On Día de los Muertos, the Day of the Dead, the barrier between the world of the living and the world of those who have left it is thought to be thinner than usual. On the holiday, which begins Monday, we who still savor the frequent joys of life, for the moment, can reach across the chasm to embrace our deceased loved ones, at least in memory.
Originated in Mexico, a blend of Spanish and Aztec cultures, at first in the United States it was glimpsed as a kind of exotic after-echo of Halloween, the way we vaguely notice that Boxing Day follows Christmas in England, without worrying about details.
But as the influence of Hispanic culture in the United States grows, despite furious attempts to thwart it, the holiday is being more generally felt. This year the city set up an ofrenda, an altar to the dead, in the middle of the lobby at City Hall, complete with food offerings, photos of the departed and friendly calaveras, or skulls, that represent the holiday the way decorated eggs embody Easter.
If Halloween is a ritualistic thumbing of society’s nose at death, transforming morbidity into a happy occasion for children to dress as monsters and collect candy, the Day of the Dead is a more family-oriented plunge into all that is good in life — food, drink, music, flowers, color, companionship — and the warm presence of those we loved, undiluted by the unfortunate detail that they are no longer here. Families visit graves, create shrines, throw parties.
Two reasons why this is a bigger deal this year. First, the ever growing Hispanic presence — in the 2020 Census, Chicago’s growing Latino population nosed ahead of its shrinking Black population for the first time. Chicago is now 31.4% white, 29.9% Latino, 28.7% Black and 6.9% Asian, according to the latest census.
Not that political power has followed. Chicago still has 18 black majority wards and only 13 Latino wards. Though that is about to change, after the requisite political free-for-all.

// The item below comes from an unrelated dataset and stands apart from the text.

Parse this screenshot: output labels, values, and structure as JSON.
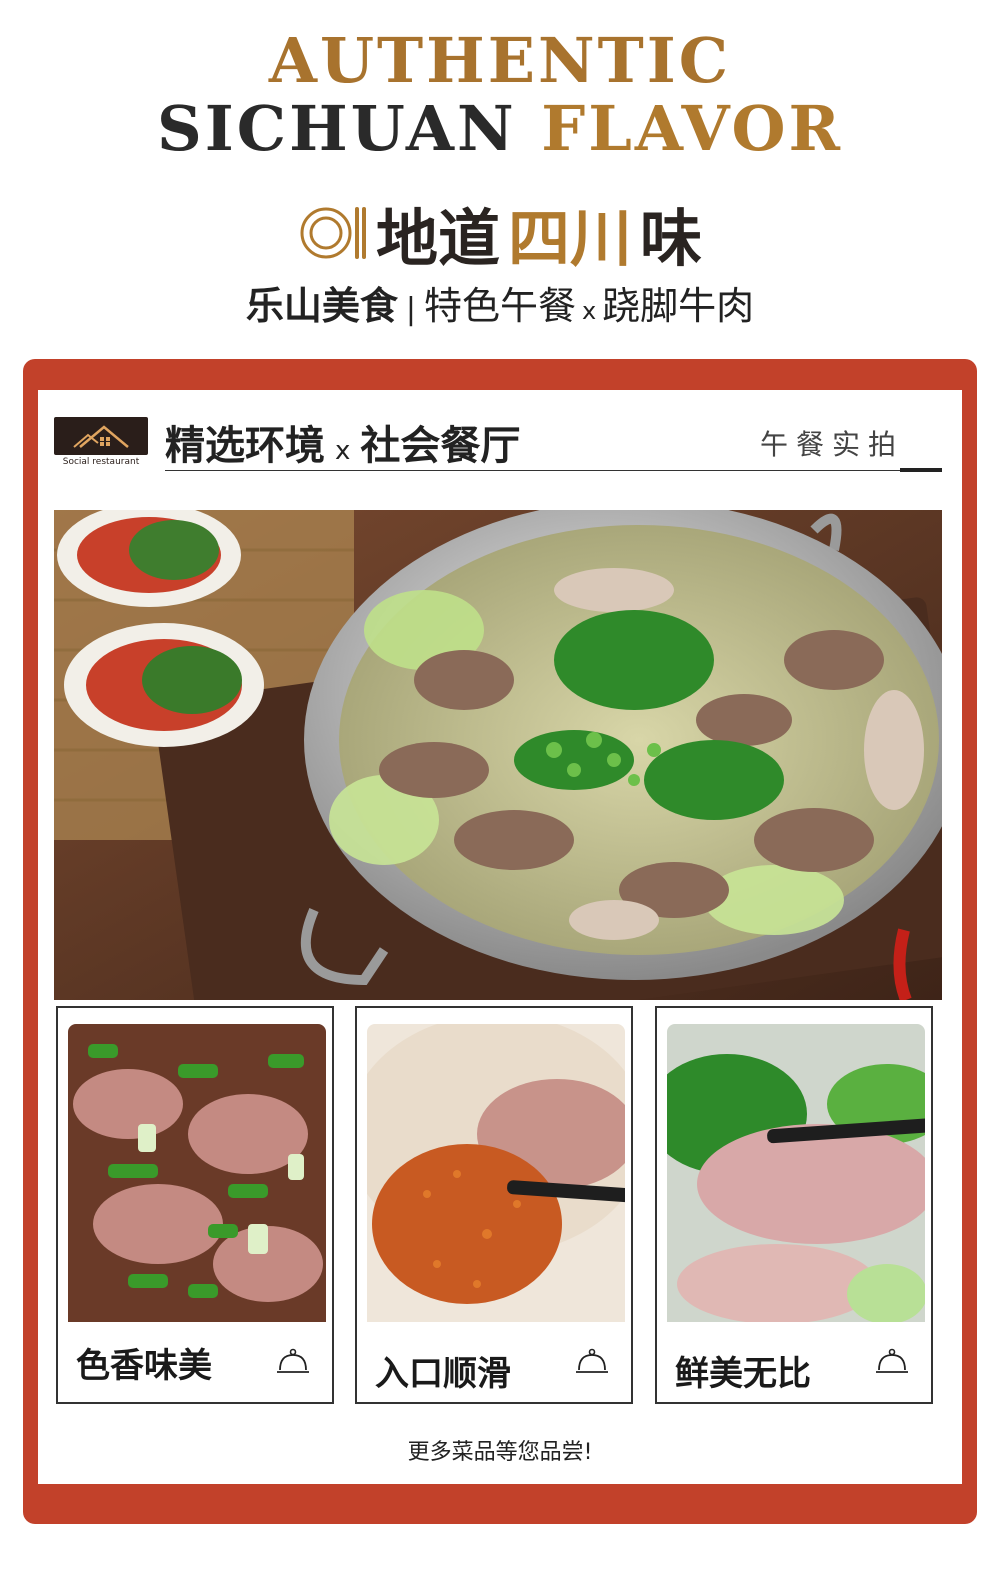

The second reason Day of the Dead is more important this year: the million plus people, 743,000 in the United States and 288,000 in Mexico, who died of COVID-19 over the past 22 months.

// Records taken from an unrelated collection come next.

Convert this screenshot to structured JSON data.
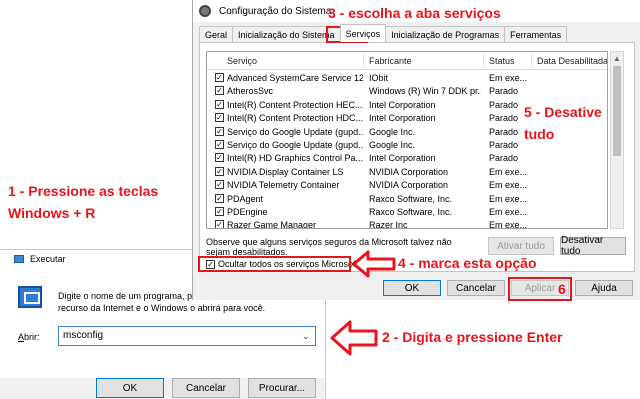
{
  "run": {
    "title": "Executar",
    "desc_line1": "Digite o nome de um programa, pasta, documento ou",
    "desc_line2": "recurso da Internet e o Windows o abrirá para você.",
    "label_key": "A",
    "label_rest": "brir:",
    "value": "msconfig",
    "ok": "OK",
    "cancel": "Cancelar",
    "browse": "Procurar..."
  },
  "config": {
    "title": "Configuração do Sistema",
    "tabs": [
      "Geral",
      "Inicialização do Sistema",
      "Serviços",
      "Inicialização de Programas",
      "Ferramentas"
    ],
    "active_tab": "Serviços",
    "columns": [
      "Serviço",
      "Fabricante",
      "Status",
      "Data Desabilitada"
    ],
    "services": [
      {
        "name": "Advanced SystemCare Service 12",
        "maker": "IObit",
        "status": "Em exe..."
      },
      {
        "name": "AtherosSvc",
        "maker": "Windows (R) Win 7 DDK pr...",
        "status": "Parado"
      },
      {
        "name": "Intel(R) Content Protection HEC...",
        "maker": "Intel Corporation",
        "status": "Parado"
      },
      {
        "name": "Intel(R) Content Protection HDC...",
        "maker": "Intel Corporation",
        "status": "Parado"
      },
      {
        "name": "Serviço do Google Update (gupd...",
        "maker": "Google Inc.",
        "status": "Parado"
      },
      {
        "name": "Serviço do Google Update (gupd...",
        "maker": "Google Inc.",
        "status": "Parado"
      },
      {
        "name": "Intel(R) HD Graphics Control Pa...",
        "maker": "Intel Corporation",
        "status": "Parado"
      },
      {
        "name": "NVIDIA Display Container LS",
        "maker": "NVIDIA Corporation",
        "status": "Em exe..."
      },
      {
        "name": "NVIDIA Telemetry Container",
        "maker": "NVIDIA Corporation",
        "status": "Em exe..."
      },
      {
        "name": "PDAgent",
        "maker": "Raxco Software, Inc.",
        "status": "Em exe..."
      },
      {
        "name": "PDEngine",
        "maker": "Raxco Software, Inc.",
        "status": "Em exe..."
      },
      {
        "name": "Razer Game Manager",
        "maker": "Razer Inc",
        "status": "Em exe..."
      }
    ],
    "note": "Observe que alguns serviços seguros da Microsoft talvez não sejam desabilitados.",
    "enable_all": "Ativar tudo",
    "disable_all": "Desativar tudo",
    "hide_ms": "Ocultar todos os serviços Microsoft",
    "ok": "OK",
    "cancel": "Cancelar",
    "apply": "Aplicar",
    "help": "Ajuda"
  },
  "annotations": {
    "step1_line1": "1 - Pressione as teclas",
    "step1_line2": "Windows + R",
    "step2": "2 - Digita e pressione Enter",
    "step3": "3 - escolha a aba serviços",
    "step4": "4 - marca esta opção",
    "step5_line1": "5 - Desative",
    "step5_line2": "tudo",
    "step6": "6"
  },
  "colors": {
    "annotation": "#e8141d",
    "accent": "#0078d7"
  }
}
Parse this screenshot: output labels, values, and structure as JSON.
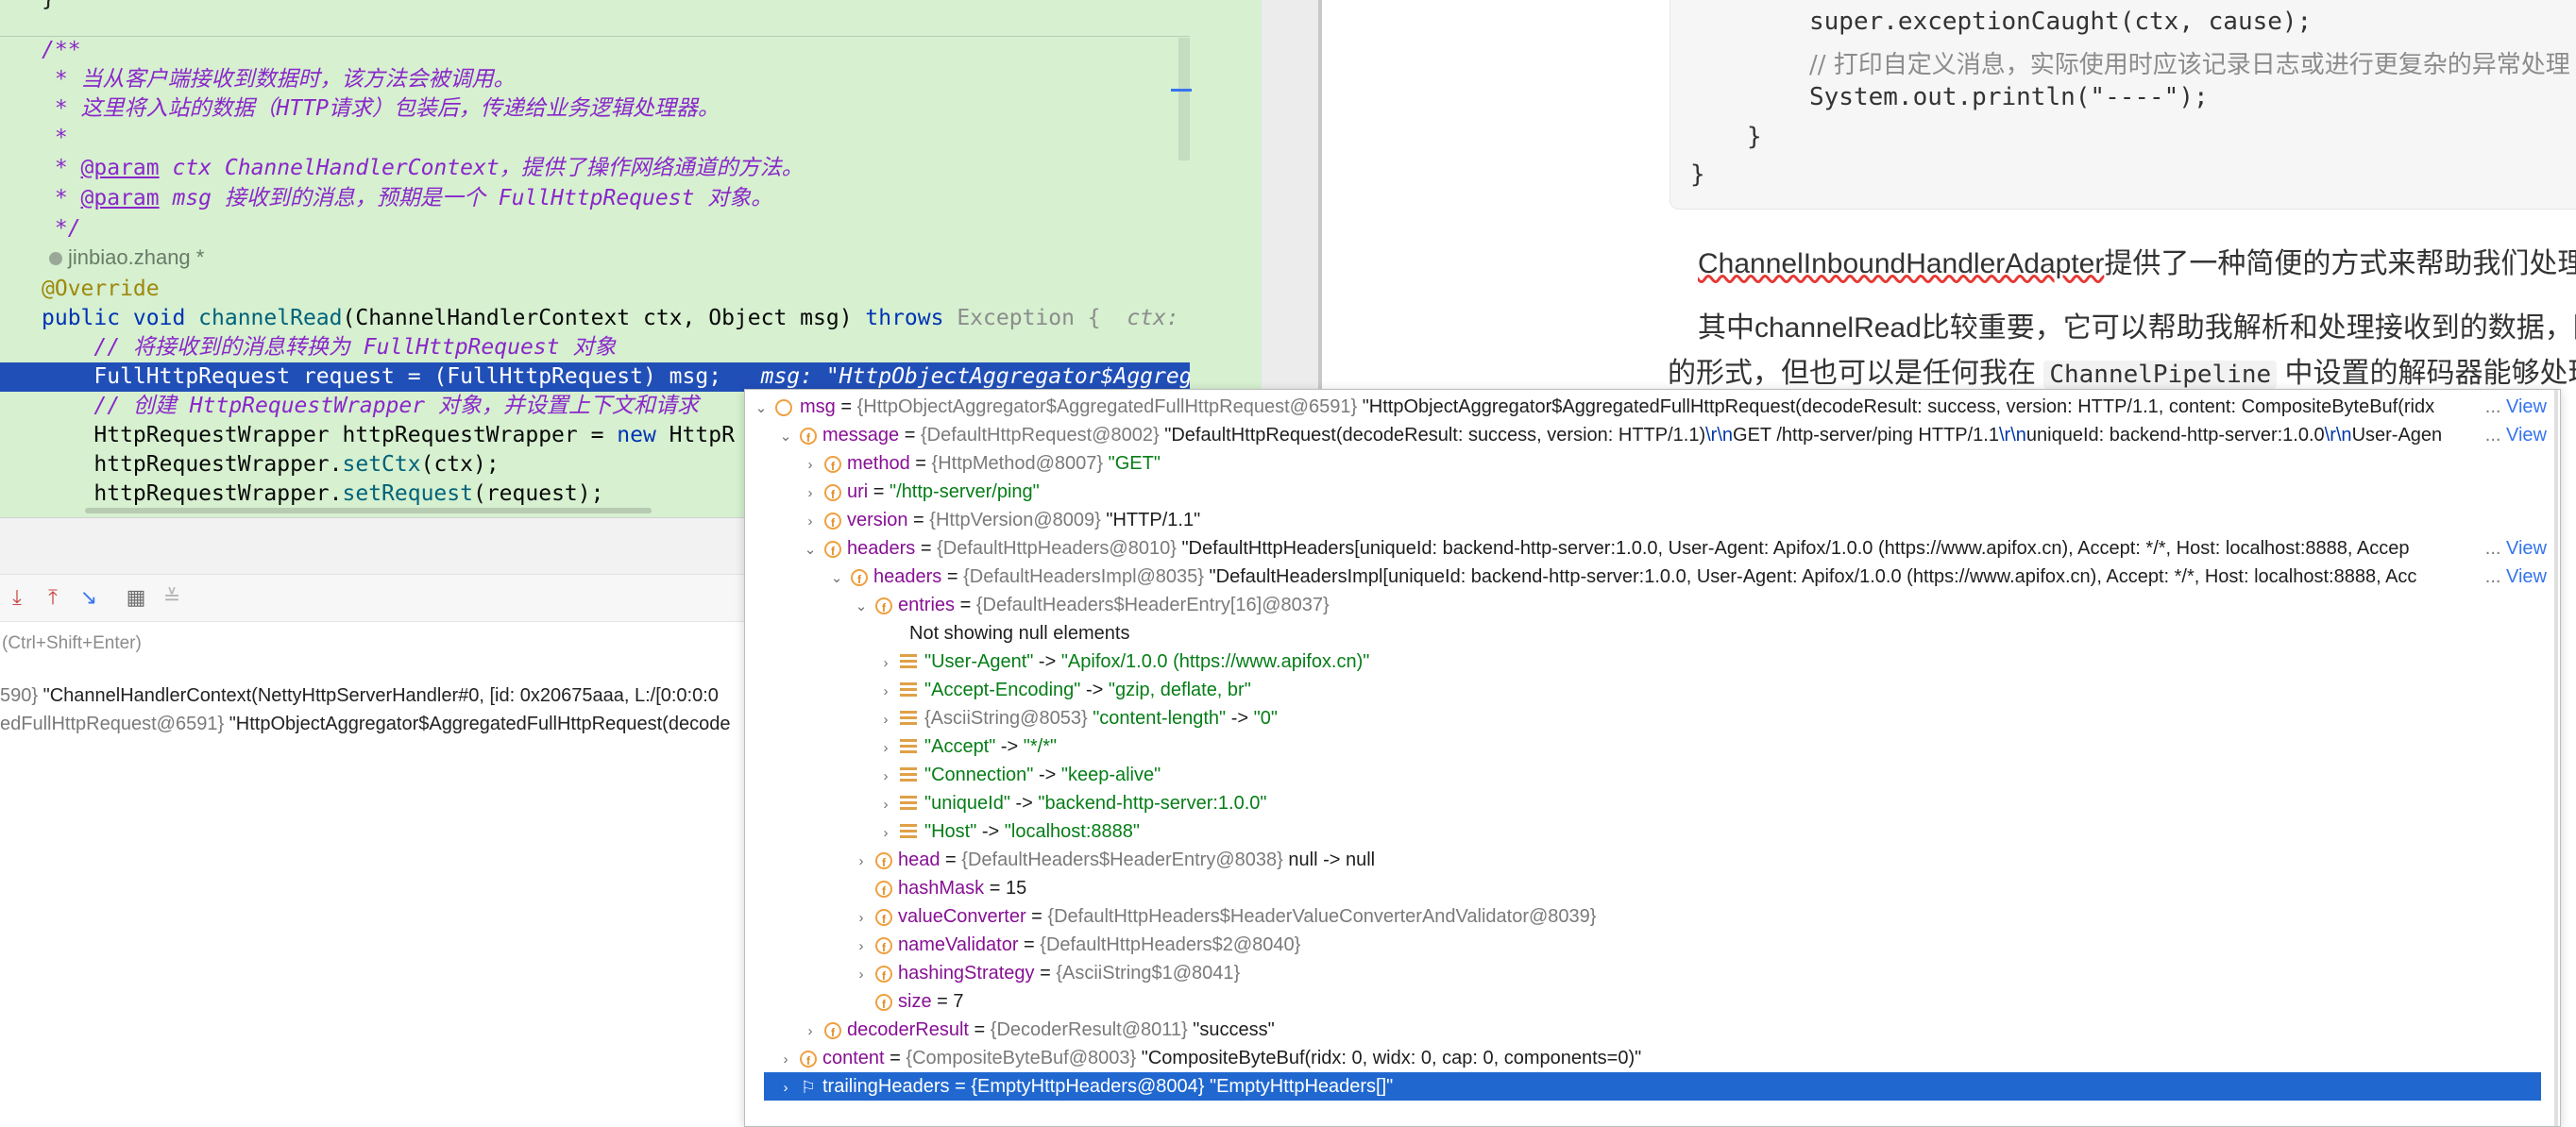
{
  "editor": {
    "lines": {
      "l1": "/**",
      "l2": " * 当从客户端接收到数据时，该方法会被调用。",
      "l3": " * 这里将入站的数据（HTTP请求）包装后，传递给业务逻辑处理器。",
      "l4": " *",
      "l5_a": " * ",
      "l5_tag": "@param",
      "l5_b": " ctx ChannelHandlerContext，提供了操作网络通道的方法。",
      "l6_a": " * ",
      "l6_tag": "@param",
      "l6_b": " msg 接收到的消息，预期是一个 FullHttpRequest 对象。",
      "l7": " */",
      "author": "jinbiao.zhang *",
      "ann": "@Override",
      "sig_kw1": "public void ",
      "sig_method": "channelRead",
      "sig_params": "(ChannelHandlerContext ctx, Object msg) ",
      "sig_throws": "throws ",
      "sig_exc": "Exception {",
      "sig_hint": "  ctx:",
      "cmt1": "    // 将接收到的消息转换为 FullHttpRequest 对象",
      "hl_code": "    FullHttpRequest request = (FullHttpRequest) msg;",
      "hl_hint": "   msg: \"HttpObjectAggregator$Aggregat",
      "cmt2": "    // 创建 HttpRequestWrapper 对象，并设置上下文和请求",
      "line_w1": "    HttpRequestWrapper httpRequestWrapper = ",
      "line_w1_kw": "new",
      "line_w1_b": " HttpR",
      "line_w2_a": "    httpRequestWrapper.",
      "line_w2_m": "setCtx",
      "line_w2_b": "(ctx);",
      "line_w3_a": "    httpRequestWrapper.",
      "line_w3_m": "setRequest",
      "line_w3_b": "(request);"
    }
  },
  "doc": {
    "code": {
      "c1": "super.exceptionCaught(ctx, cause);",
      "c2_prefix": "// ",
      "c2_comment": "打印自定义消息，实际使用时应该记录日志或进行更复杂的异常处理",
      "c3": "System.out.println(\"----\");",
      "c4": "}",
      "c5": "}"
    },
    "para1_link": "ChannelInboundHandlerAdapter",
    "para1_rest": "提供了一种简便的方式来帮助我们处理",
    "para2": "其中channelRead比较重要，它可以帮助我解析和处理接收到的数据，因为",
    "para3_a": "的形式，但也可以是任何我在 ",
    "para3_code": "ChannelPipeline",
    "para3_b": " 中设置的解码器能够处理的"
  },
  "debug": {
    "eval_placeholder": "(Ctrl+Shift+Enter)",
    "var1_id": "590} ",
    "var1_val": "\"ChannelHandlerContext(NettyHttpServerHandler#0, [id: 0x20675aaa, L:/[0:0:0:0",
    "var2_id": "edFullHttpRequest@6591} ",
    "var2_val": "\"HttpObjectAggregator$AggregatedFullHttpRequest(decode"
  },
  "tree": {
    "view_label": "View",
    "rows": {
      "msg": {
        "name": "msg",
        "type": "{HttpObjectAggregator$AggregatedFullHttpRequest@6591}",
        "value": "\"HttpObjectAggregator$AggregatedFullHttpRequest(decodeResult: success, version: HTTP/1.1, content: CompositeByteBuf(ridx"
      },
      "message": {
        "name": "message",
        "type": "{DefaultHttpRequest@8002}",
        "v1": "\"DefaultHttpRequest(decodeResult: success, version: HTTP/1.1)",
        "e1": "\\r\\n",
        "v2": "GET /http-server/ping HTTP/1.1",
        "e2": "\\r\\n",
        "v3": "uniqueId: backend-http-server:1.0.0",
        "e3": "\\r\\n",
        "v4": "User-Agen"
      },
      "method": {
        "name": "method",
        "type": "{HttpMethod@8007}",
        "value": "\"GET\""
      },
      "uri": {
        "name": "uri",
        "eq": " = ",
        "value": "\"/http-server/ping\""
      },
      "version": {
        "name": "version",
        "type": "{HttpVersion@8009}",
        "value": "\"HTTP/1.1\""
      },
      "headers": {
        "name": "headers",
        "type": "{DefaultHttpHeaders@8010}",
        "value": "\"DefaultHttpHeaders[uniqueId: backend-http-server:1.0.0, User-Agent: Apifox/1.0.0 (https://www.apifox.cn), Accept: */*, Host: localhost:8888, Accep"
      },
      "headers2": {
        "name": "headers",
        "type": "{DefaultHeadersImpl@8035}",
        "value": "\"DefaultHeadersImpl[uniqueId: backend-http-server:1.0.0, User-Agent: Apifox/1.0.0 (https://www.apifox.cn), Accept: */*, Host: localhost:8888, Acc"
      },
      "entries": {
        "name": "entries",
        "type": "{DefaultHeaders$HeaderEntry[16]@8037}"
      },
      "notnull": "Not showing null elements",
      "e1": {
        "k": "\"User-Agent\"",
        "arrow": " -> ",
        "v": "\"Apifox/1.0.0 (https://www.apifox.cn)\""
      },
      "e2": {
        "k": "\"Accept-Encoding\"",
        "arrow": " -> ",
        "v": "\"gzip, deflate, br\""
      },
      "e3": {
        "t": "{AsciiString@8053}",
        "k": " \"content-length\"",
        "arrow": " -> ",
        "v": "\"0\""
      },
      "e4": {
        "k": "\"Accept\"",
        "arrow": " -> ",
        "v": "\"*/*\""
      },
      "e5": {
        "k": "\"Connection\"",
        "arrow": " -> ",
        "v": "\"keep-alive\""
      },
      "e6": {
        "k": "\"uniqueId\"",
        "arrow": " -> ",
        "v": "\"backend-http-server:1.0.0\""
      },
      "e7": {
        "k": "\"Host\"",
        "arrow": " -> ",
        "v": "\"localhost:8888\""
      },
      "head": {
        "name": "head",
        "type": "{DefaultHeaders$HeaderEntry@8038}",
        "value": "null -> null"
      },
      "hashMask": {
        "name": "hashMask",
        "value": "15"
      },
      "valueConverter": {
        "name": "valueConverter",
        "type": "{DefaultHttpHeaders$HeaderValueConverterAndValidator@8039}"
      },
      "nameValidator": {
        "name": "nameValidator",
        "type": "{DefaultHttpHeaders$2@8040}"
      },
      "hashingStrategy": {
        "name": "hashingStrategy",
        "type": "{AsciiString$1@8041}"
      },
      "size": {
        "name": "size",
        "value": "7"
      },
      "decoderResult": {
        "name": "decoderResult",
        "type": "{DecoderResult@8011}",
        "value": "\"success\""
      },
      "content": {
        "name": "content",
        "type": "{CompositeByteBuf@8003}",
        "value": "\"CompositeByteBuf(ridx: 0, widx: 0, cap: 0, components=0)\""
      },
      "trailing": {
        "name": "trailingHeaders",
        "eq": " = ",
        "type": "{EmptyHttpHeaders@8004}",
        "value": "\"EmptyHttpHeaders[]\""
      }
    }
  },
  "colors": {
    "editor_bg": "#d6f0d0",
    "highlight": "#214fb8",
    "selection": "#2068d0",
    "link": "#3574f0"
  }
}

In this country, where ignoring deaths from COVID has become a political act, Día de los Muertos is an appeal to our better natures, an invitation to remember, to summon the vanished and honor their lives.
I’m not alone in this idea. The National Museum of Mexican Art, 1852 W. 19th St., has dedicated its current exhibit, “A Time to Grieve and Remember,” to the plague.
“During the pandemic, many of us were heartbroken to be unable to spend time with our loved ones,” the museum declares on its web site. “As we are now able to gather, we join together to grieve and remember the ones we lost during these two years. The collective act of mourning is a fundamental aspect of annual Day of the Dead commemorations and offers a healing way to acknowledge, accept and bear the inevitable.”
Myself, I’m heading to Taco Diablo in Evanston on Monday to have lunch with a pal. Taco Diablo has a cheery Día de los Muertos vibe year round, with its skulls and devils. Which is fitting. Because the dead are always with us, whether we remember them or not. Their hard work is why we aren’t naked apes gobbling berries and fleeing tigers.
At the very least, let’s not forget the debt we owe them. At the very least, let’s not push aside the good things they left for us: food, music, art, medicine. Enjoy sweet life while you have it. And certainly don’t ignore the perils that would rob you of life prematurely.
There is an old Mexican saying, “Ahogado el niño, tapando el pozo,” which literally means, “After the child drowns, they plug the well.” Don’t wait to be on a ventilator before you take COVID seriously.
It hasn’t gone away, and our nation will without any doubt reach its millionth victim in early 2022. The only thing worse than 1 million of our fathers and mothers, brothers and sisters dying of a preventable disease is for us to sit on our hands and do nothing to save ourselves. We will join them too soon as it is.